Reproduce the records in full. Alter nothing.

Dataset rows for apps and sites:
^^^^^^^^^^^^^^^^

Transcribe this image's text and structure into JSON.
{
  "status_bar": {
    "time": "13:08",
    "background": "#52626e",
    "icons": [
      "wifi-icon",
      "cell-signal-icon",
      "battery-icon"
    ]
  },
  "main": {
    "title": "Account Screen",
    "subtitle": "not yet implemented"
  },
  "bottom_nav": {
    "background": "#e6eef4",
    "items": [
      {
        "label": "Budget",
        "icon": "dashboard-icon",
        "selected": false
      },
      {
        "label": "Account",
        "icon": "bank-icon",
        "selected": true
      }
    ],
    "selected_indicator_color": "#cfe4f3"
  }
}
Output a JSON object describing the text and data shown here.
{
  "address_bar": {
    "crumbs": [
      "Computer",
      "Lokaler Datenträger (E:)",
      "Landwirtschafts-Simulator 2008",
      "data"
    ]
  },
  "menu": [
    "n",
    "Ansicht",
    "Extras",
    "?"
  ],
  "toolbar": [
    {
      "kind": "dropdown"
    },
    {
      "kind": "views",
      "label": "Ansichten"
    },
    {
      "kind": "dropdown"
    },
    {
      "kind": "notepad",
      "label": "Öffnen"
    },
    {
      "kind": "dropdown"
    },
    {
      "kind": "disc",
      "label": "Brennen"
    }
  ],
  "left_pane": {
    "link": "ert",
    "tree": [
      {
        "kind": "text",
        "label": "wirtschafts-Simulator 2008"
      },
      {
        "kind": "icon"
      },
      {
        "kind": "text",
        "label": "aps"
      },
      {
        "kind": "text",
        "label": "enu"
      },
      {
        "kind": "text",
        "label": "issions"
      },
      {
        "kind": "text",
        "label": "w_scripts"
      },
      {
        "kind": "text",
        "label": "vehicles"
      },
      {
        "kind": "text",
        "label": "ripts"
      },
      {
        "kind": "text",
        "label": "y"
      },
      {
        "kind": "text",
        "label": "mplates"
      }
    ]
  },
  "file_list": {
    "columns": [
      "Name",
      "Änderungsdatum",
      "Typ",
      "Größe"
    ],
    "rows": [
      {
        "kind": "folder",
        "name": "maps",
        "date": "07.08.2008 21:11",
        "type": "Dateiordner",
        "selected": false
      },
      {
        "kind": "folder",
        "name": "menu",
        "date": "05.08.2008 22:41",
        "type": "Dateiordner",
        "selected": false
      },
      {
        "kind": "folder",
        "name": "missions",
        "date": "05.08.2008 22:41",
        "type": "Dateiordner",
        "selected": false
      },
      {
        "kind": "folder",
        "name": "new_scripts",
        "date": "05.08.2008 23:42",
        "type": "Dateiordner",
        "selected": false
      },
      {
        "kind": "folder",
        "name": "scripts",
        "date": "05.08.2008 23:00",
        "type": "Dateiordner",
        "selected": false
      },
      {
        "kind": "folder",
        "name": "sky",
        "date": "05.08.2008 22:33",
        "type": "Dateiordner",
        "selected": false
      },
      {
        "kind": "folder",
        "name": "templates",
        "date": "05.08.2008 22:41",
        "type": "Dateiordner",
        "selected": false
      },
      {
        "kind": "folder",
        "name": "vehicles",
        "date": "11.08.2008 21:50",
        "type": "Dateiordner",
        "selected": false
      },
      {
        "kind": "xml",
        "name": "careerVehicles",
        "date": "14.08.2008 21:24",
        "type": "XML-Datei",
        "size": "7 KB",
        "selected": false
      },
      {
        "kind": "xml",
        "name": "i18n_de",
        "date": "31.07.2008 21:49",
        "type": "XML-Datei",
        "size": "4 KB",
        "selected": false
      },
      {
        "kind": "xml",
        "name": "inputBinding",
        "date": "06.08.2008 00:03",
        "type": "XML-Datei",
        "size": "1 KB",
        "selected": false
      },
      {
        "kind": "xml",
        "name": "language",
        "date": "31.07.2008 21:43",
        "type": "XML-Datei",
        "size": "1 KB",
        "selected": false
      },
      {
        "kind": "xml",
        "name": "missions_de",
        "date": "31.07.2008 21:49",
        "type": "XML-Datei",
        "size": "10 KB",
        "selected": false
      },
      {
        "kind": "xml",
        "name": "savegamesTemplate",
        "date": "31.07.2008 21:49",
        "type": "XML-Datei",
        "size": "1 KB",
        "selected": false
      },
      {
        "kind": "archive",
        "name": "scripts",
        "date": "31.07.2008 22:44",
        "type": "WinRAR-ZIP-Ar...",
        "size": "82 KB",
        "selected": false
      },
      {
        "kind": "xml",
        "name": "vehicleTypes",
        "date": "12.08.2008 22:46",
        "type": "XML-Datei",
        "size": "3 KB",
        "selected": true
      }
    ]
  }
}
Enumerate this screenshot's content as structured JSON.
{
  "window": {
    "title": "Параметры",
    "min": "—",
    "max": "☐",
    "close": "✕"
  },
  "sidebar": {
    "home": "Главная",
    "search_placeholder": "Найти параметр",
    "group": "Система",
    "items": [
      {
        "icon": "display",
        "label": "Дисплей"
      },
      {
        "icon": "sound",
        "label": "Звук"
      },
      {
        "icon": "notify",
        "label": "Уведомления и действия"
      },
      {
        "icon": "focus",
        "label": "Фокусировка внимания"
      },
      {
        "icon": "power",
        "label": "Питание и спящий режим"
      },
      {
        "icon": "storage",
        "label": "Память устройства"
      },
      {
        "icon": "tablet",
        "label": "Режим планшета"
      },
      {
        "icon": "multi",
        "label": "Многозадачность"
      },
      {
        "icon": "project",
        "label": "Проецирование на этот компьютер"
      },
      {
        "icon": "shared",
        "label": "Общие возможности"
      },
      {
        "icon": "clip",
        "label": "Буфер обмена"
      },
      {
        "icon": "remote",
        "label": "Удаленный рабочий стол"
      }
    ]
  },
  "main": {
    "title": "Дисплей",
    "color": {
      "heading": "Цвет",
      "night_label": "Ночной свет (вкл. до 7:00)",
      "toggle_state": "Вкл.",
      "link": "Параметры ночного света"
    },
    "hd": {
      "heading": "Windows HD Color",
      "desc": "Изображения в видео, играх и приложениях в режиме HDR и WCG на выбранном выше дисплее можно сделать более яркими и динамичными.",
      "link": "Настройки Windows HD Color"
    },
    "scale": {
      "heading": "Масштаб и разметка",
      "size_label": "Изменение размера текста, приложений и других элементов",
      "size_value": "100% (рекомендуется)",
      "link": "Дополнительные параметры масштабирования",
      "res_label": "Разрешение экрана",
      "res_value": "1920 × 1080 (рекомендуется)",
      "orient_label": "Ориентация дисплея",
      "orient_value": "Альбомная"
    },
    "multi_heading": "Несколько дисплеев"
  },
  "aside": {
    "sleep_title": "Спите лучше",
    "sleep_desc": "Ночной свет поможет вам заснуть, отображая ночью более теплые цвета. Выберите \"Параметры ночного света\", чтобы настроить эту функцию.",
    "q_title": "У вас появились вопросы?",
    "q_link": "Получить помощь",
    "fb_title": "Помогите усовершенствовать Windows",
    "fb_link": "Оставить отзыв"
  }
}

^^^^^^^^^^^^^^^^

■ **Solution to this task**
Transcribe this image's text and structure into JSON.
{
  "status_bar": {
    "time": "13:08",
    "background": "#52626e",
    "icons": [
      "wifi-icon",
      "cell-signal-icon",
      "battery-icon"
    ]
  },
  "main": {
    "title": "Account Screen",
    "subtitle": "not yet implemented"
  },
  "bottom_nav": {
    "background": "#e6eef4",
    "items": [
      {
        "label": "Budget",
        "icon": "dashboard-icon",
        "selected": false
      },
      {
        "label": "Account",
        "icon": "bank-icon",
        "selected": true
      }
    ],
    "selected_indicator_color": "#cfe4f3"
  }
}
Output a JSON object describing the text and data shown here.
{
  "address_bar": {
    "crumbs": [
      "Computer",
      "Lokaler Datenträger (E:)",
      "Landwirtschafts-Simulator 2008",
      "data"
    ]
  },
  "menu": [
    "n",
    "Ansicht",
    "Extras",
    "?"
  ],
  "toolbar": [
    {
      "kind": "dropdown"
    },
    {
      "kind": "views",
      "label": "Ansichten"
    },
    {
      "kind": "dropdown"
    },
    {
      "kind": "notepad",
      "label": "Öffnen"
    },
    {
      "kind": "dropdown"
    },
    {
      "kind": "disc",
      "label": "Brennen"
    }
  ],
  "left_pane": {
    "link": "ert",
    "tree": [
      {
        "kind": "text",
        "label": "wirtschafts-Simulator 2008"
      },
      {
        "kind": "icon"
      },
      {
        "kind": "text",
        "label": "aps"
      },
      {
        "kind": "text",
        "label": "enu"
      },
      {
        "kind": "text",
        "label": "issions"
      },
      {
        "kind": "text",
        "label": "w_scripts"
      },
      {
        "kind": "text",
        "label": "vehicles"
      },
      {
        "kind": "text",
        "label": "ripts"
      },
      {
        "kind": "text",
        "label": "y"
      },
      {
        "kind": "text",
        "label": "mplates"
      }
    ]
  },
  "file_list": {
    "columns": [
      "Name",
      "Änderungsdatum",
      "Typ",
      "Größe"
    ],
    "rows": [
      {
        "kind": "folder",
        "name": "maps",
        "date": "07.08.2008 21:11",
        "type": "Dateiordner",
        "selected": false
      },
      {
        "kind": "folder",
        "name": "menu",
        "date": "05.08.2008 22:41",
        "type": "Dateiordner",
        "selected": false
      },
      {
        "kind": "folder",
        "name": "missions",
        "date": "05.08.2008 22:41",
        "type": "Dateiordner",
        "selected": false
      },
      {
        "kind": "folder",
        "name": "new_scripts",
        "date": "05.08.2008 23:42",
        "type": "Dateiordner",
        "selected": false
      },
      {
        "kind": "folder",
        "name": "scripts",
        "date": "05.08.2008 23:00",
        "type": "Dateiordner",
        "selected": false
      },
      {
        "kind": "folder",
        "name": "sky",
        "date": "05.08.2008 22:33",
        "type": "Dateiordner",
        "selected": false
      },
      {
        "kind": "folder",
        "name": "templates",
        "date": "05.08.2008 22:41",
        "type": "Dateiordner",
        "selected": false
      },
      {
        "kind": "folder",
        "name": "vehicles",
        "date": "11.08.2008 21:50",
        "type": "Dateiordner",
        "selected": false
      },
      {
        "kind": "xml",
        "name": "careerVehicles",
        "date": "14.08.2008 21:24",
        "type": "XML-Datei",
        "size": "7 KB",
        "selected": false
      },
      {
        "kind": "xml",
        "name": "i18n_de",
        "date": "31.07.2008 21:49",
        "type": "XML-Datei",
        "size": "4 KB",
        "selected": false
      },
      {
        "kind": "xml",
        "name": "inputBinding",
        "date": "06.08.2008 00:03",
        "type": "XML-Datei",
        "size": "1 KB",
        "selected": false
      },
      {
        "kind": "xml",
        "name": "language",
        "date": "31.07.2008 21:43",
        "type": "XML-Datei",
        "size": "1 KB",
        "selected": false
      },
      {
        "kind": "xml",
        "name": "missions_de",
        "date": "31.07.2008 21:49",
        "type": "XML-Datei",
        "size": "10 KB",
        "selected": false
      },
      {
        "kind": "xml",
        "name": "savegamesTemplate",
        "date": "31.07.2008 21:49",
        "type": "XML-Datei",
        "size": "1 KB",
        "selected": false
      },
      {
        "kind": "archive",
        "name": "scripts",
        "date": "31.07.2008 22:44",
        "type": "WinRAR-ZIP-Ar...",
        "size": "82 KB",
        "selected": false
      },
      {
        "kind": "xml",
        "name": "vehicleTypes",
        "date": "12.08.2008 22:46",
        "type": "XML-Datei",
        "size": "3 KB",
        "selected": true
      }
    ]
  }
}
Enumerate this screenshot's content as structured JSON.
{
  "window": {
    "title": "Параметры",
    "min": "—",
    "max": "☐",
    "close": "✕"
  },
  "sidebar": {
    "home": "Главная",
    "search_placeholder": "Найти параметр",
    "group": "Система",
    "items": [
      {
        "icon": "display",
        "label": "Дисплей"
      },
      {
        "icon": "sound",
        "label": "Звук"
      },
      {
        "icon": "notify",
        "label": "Уведомления и действия"
      },
      {
        "icon": "focus",
        "label": "Фокусировка внимания"
      },
      {
        "icon": "power",
        "label": "Питание и спящий режим"
      },
      {
        "icon": "storage",
        "label": "Память устройства"
      },
      {
        "icon": "tablet",
        "label": "Режим планшета"
      },
      {
        "icon": "multi",
        "label": "Многозадачность"
      },
      {
        "icon": "project",
        "label": "Проецирование на этот компьютер"
      },
      {
        "icon": "shared",
        "label": "Общие возможности"
      },
      {
        "icon": "clip",
        "label": "Буфер обмена"
      },
      {
        "icon": "remote",
        "label": "Удаленный рабочий стол"
      }
    ]
  },
  "main": {
    "title": "Дисплей",
    "color": {
      "heading": "Цвет",
      "night_label": "Ночной свет (вкл. до 7:00)",
      "toggle_state": "Вкл.",
      "link": "Параметры ночного света"
    },
    "hd": {
      "heading": "Windows HD Color",
      "desc": "Изображения в видео, играх и приложениях в режиме HDR и WCG на выбранном выше дисплее можно сделать более яркими и динамичными.",
      "link": "Настройки Windows HD Color"
    },
    "scale": {
      "heading": "Масштаб и разметка",
      "size_label": "Изменение размера текста, приложений и других элементов",
      "size_value": "100% (рекомендуется)",
      "link": "Дополнительные параметры масштабирования",
      "res_label": "Разрешение экрана",
      "res_value": "1920 × 1080 (рекомендуется)",
      "orient_label": "Ориентация дисплея",
      "orient_value": "Альбомная"
    },
    "multi_heading": "Несколько дисплеев"
  },
  "aside": {
    "sleep_title": "Спите лучше",
    "sleep_desc": "Ночной свет поможет вам заснуть, отображая ночью более теплые цвета. Выберите \"Параметры ночного света\", чтобы настроить эту функцию.",
    "q_title": "У вас появились вопросы?",
    "q_link": "Получить помощь",
    "fb_title": "Помогите усовершенствовать Windows",
    "fb_link": "Оставить отзыв"
  }
}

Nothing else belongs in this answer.